The female is the more brightly coloured of the sexes. Her eyes are red, and her crown, face and breast are flecked with white. Her shoulders are chestnut with thin white streaking above them. The male is slightly smaller and duller in colour.

Distribution and habitat[edit]

The painted buttonquail is native to Australia. Its range extends from Queensland southwards to New South Wales, Victoria, South Australia and Tasmania. A separate population is present in the southwestern part of Western Australia. The subspecies Turnix varius scintillans is endemic to the Houtman Abrolhos islands off the west coast of Australia.

The painted buttonquail became established on Rottnest Island around 2002.[5]


The painted buttonquail has a wide range. An estimate of the population size has not been made but numbers are suspected to be in decline. It is said to be common in suitable habitat in some areas and uncommon in others. The IUCN has listed it as being of "Least Concern".[6]

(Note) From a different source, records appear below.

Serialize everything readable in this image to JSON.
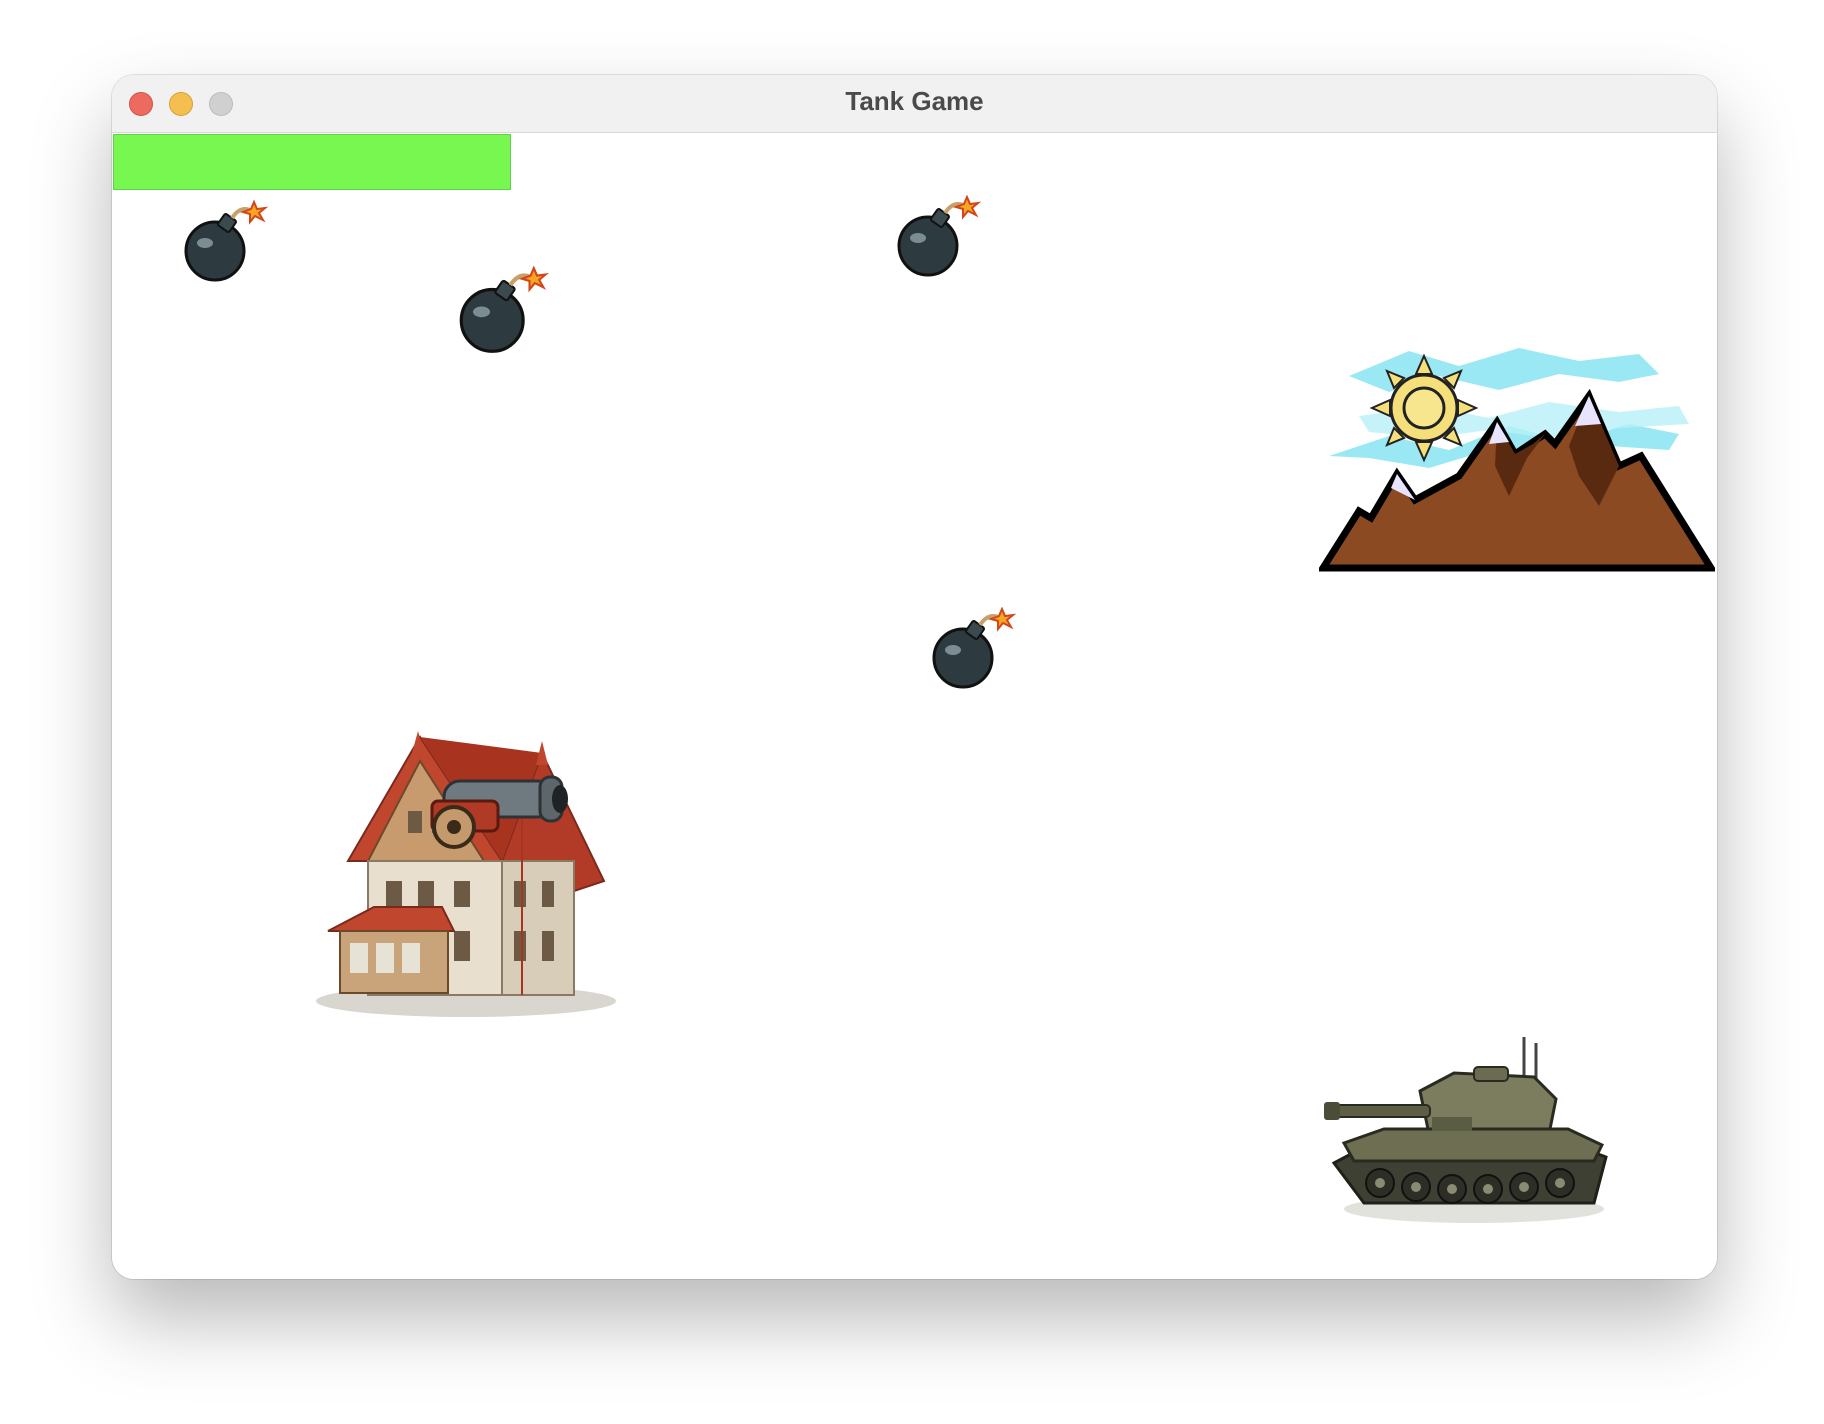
{
  "window": {
    "title": "Tank Game"
  },
  "hud": {
    "health_fraction": 1.0,
    "health_color": "#77f74f"
  },
  "sprites": {
    "bomb_count": 4,
    "icons": [
      "bomb-icon",
      "mountain-sun-icon",
      "house-cannon-icon",
      "tank-icon"
    ]
  },
  "colors": {
    "bomb_body": "#2d3b40",
    "fuse_spark": "#f6a623",
    "mountain": "#8b4a22",
    "sky": "#9be8f5",
    "sun": "#f5df7a",
    "roof": "#c0462e",
    "tank": "#6e6f52"
  }
}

  1. ^ BirdLife International (2016). "Turnix varius". IUCN Red List of Threatened Species. 2016: e.T62288672A95193778. doi:10.2305/IUCN.UK.2016-3.RLTS.T62288672A95193778.en. Retrieved 11 November 2021.
  2. ^ Latham, John (1801). Supplementum indicis ornithologici sive systematis ornithologiae (in Latin). London: Leigh & Sotheby. p. lxiii.
  3. ^ a b Gill, Frank; Donsker, David, eds. (2021). "Buttonquail, thick-knees, sheathbills, plovers, oystercatchers, stilts, painted-snipes, jacanas, Plains-wanderer, seedsnipes". World Bird List Version 12.1. International Ornithologists' Union. Retrieved 9 April 2022.
  4. ^ "Species Updates – IOC World Bird List". Retrieved 2021-06-13.
  5. ^ Saunders, Denis A.; de Rebeira, C. P. (2009). "A case study of the conservation value of a small tourist resort island: Birds of Rottnest Island, Western Australia 1905–2007" (PDF). Pacific Conservation Biology. 15: 11–31. doi:10.1071/PC090011. S2CID 87832707. Archived from the original (PDF) on 2020-02-26.
  6. ^ "Species factsheet: Turnix varius". BirdLife International. Retrieved 2013-12-16.

External links[edit]